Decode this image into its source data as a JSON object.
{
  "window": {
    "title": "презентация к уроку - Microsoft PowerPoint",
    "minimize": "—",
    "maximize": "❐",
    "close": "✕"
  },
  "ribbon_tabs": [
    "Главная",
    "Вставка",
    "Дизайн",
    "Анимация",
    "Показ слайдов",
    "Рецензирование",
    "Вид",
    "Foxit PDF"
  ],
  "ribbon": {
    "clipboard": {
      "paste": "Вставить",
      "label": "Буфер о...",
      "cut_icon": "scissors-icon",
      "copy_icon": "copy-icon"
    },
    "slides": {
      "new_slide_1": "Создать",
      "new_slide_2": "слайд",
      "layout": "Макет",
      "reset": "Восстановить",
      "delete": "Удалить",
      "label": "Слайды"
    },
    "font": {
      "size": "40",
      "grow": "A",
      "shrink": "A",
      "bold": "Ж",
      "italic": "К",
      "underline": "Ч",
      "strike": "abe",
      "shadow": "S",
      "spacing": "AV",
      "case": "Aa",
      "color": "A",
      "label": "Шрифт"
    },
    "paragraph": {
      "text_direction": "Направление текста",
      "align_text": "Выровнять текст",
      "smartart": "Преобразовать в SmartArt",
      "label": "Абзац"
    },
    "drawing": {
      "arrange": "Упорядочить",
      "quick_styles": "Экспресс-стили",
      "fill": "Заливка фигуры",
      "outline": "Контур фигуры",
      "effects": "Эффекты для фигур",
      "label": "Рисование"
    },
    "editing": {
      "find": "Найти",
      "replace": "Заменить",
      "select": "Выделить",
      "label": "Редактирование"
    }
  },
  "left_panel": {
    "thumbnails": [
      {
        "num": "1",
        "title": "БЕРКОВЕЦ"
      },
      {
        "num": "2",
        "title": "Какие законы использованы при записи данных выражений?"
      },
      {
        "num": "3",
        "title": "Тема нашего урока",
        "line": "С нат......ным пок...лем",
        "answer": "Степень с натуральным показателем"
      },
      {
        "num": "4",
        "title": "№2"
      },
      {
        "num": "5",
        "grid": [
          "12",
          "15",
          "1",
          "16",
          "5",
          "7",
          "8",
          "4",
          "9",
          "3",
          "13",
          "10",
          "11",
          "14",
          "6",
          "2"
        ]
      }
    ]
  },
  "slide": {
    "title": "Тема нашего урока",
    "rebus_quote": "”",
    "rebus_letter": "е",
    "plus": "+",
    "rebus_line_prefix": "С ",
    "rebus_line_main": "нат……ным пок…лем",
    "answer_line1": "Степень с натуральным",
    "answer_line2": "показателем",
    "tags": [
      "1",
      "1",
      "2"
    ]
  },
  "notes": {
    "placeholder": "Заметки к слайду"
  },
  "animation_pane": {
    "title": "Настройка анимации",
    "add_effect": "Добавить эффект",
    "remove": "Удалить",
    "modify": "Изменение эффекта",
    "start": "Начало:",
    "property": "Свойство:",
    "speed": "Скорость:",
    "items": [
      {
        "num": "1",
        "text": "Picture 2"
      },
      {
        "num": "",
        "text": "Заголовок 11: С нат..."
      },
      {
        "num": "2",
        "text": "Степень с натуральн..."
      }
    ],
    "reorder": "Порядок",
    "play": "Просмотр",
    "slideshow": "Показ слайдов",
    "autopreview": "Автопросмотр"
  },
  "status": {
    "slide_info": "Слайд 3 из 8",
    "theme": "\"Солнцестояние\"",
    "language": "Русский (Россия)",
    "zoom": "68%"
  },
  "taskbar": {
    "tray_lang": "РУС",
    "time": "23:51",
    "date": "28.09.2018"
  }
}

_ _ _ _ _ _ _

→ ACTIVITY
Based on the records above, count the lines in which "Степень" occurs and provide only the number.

→ TASK OUTPUT
3